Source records
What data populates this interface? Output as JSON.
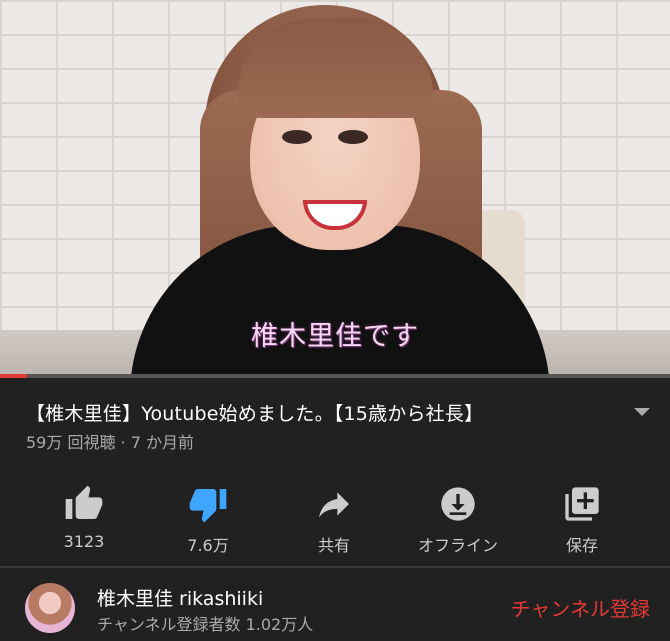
{
  "video": {
    "subtitle": "椎木里佳です",
    "progress_percent": 4
  },
  "info": {
    "title": "【椎木里佳】Youtube始めました。【15歳から社長】",
    "meta": "59万 回視聴 · 7 か月前"
  },
  "actions": [
    {
      "icon": "thumbs-up-icon",
      "label": "3123"
    },
    {
      "icon": "thumbs-down-icon",
      "label": "7.6万"
    },
    {
      "icon": "share-icon",
      "label": "共有"
    },
    {
      "icon": "download-icon",
      "label": "オフライン"
    },
    {
      "icon": "add-to-playlist-icon",
      "label": "保存"
    }
  ],
  "channel": {
    "name": "椎木里佳 rikashiiki",
    "subscribers": "チャンネル登録者数 1.02万人",
    "subscribe_label": "チャンネル登録"
  },
  "colors": {
    "background": "#212121",
    "accent_red": "#e53935",
    "dislike_blue": "#3ea6ff",
    "secondary_text": "#aaaaaa"
  }
}
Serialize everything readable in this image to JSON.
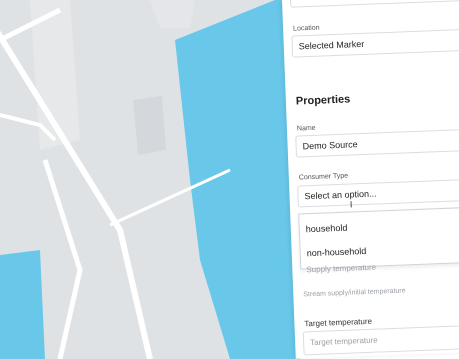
{
  "location": {
    "label": "Location",
    "value": "Selected Marker"
  },
  "properties": {
    "heading": "Properties",
    "name_label": "Name",
    "name_value": "Demo Source",
    "consumer_type_label": "Consumer Type",
    "consumer_type_placeholder": "Select an option...",
    "options": [
      "household",
      "non-household"
    ],
    "supply_placeholder": "Supply temperature",
    "stream_label": "Stream supply/initial temperature",
    "target_label": "Target temperature",
    "target_placeholder": "Target temperature"
  },
  "colors": {
    "water": "#69c8ea",
    "land": "#dfe2e5",
    "road": "#ffffff"
  }
}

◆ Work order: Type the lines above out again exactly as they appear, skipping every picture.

◆ Solution for this task:
What data populates this interface? Output as JSON.
{
  "video": {
    "subtitle": "椎木里佳です",
    "progress_percent": 4
  },
  "info": {
    "title": "【椎木里佳】Youtube始めました。【15歳から社長】",
    "meta": "59万 回視聴 · 7 か月前"
  },
  "actions": [
    {
      "icon": "thumbs-up-icon",
      "label": "3123"
    },
    {
      "icon": "thumbs-down-icon",
      "label": "7.6万"
    },
    {
      "icon": "share-icon",
      "label": "共有"
    },
    {
      "icon": "download-icon",
      "label": "オフライン"
    },
    {
      "icon": "add-to-playlist-icon",
      "label": "保存"
    }
  ],
  "channel": {
    "name": "椎木里佳 rikashiiki",
    "subscribers": "チャンネル登録者数 1.02万人",
    "subscribe_label": "チャンネル登録"
  },
  "colors": {
    "background": "#212121",
    "accent_red": "#e53935",
    "dislike_blue": "#3ea6ff",
    "secondary_text": "#aaaaaa"
  }
}
Serialize everything readable in this image to JSON.
{
  "location": {
    "label": "Location",
    "value": "Selected Marker"
  },
  "properties": {
    "heading": "Properties",
    "name_label": "Name",
    "name_value": "Demo Source",
    "consumer_type_label": "Consumer Type",
    "consumer_type_placeholder": "Select an option...",
    "options": [
      "household",
      "non-household"
    ],
    "supply_placeholder": "Supply temperature",
    "stream_label": "Stream supply/initial temperature",
    "target_label": "Target temperature",
    "target_placeholder": "Target temperature"
  },
  "colors": {
    "water": "#69c8ea",
    "land": "#dfe2e5",
    "road": "#ffffff"
  }
}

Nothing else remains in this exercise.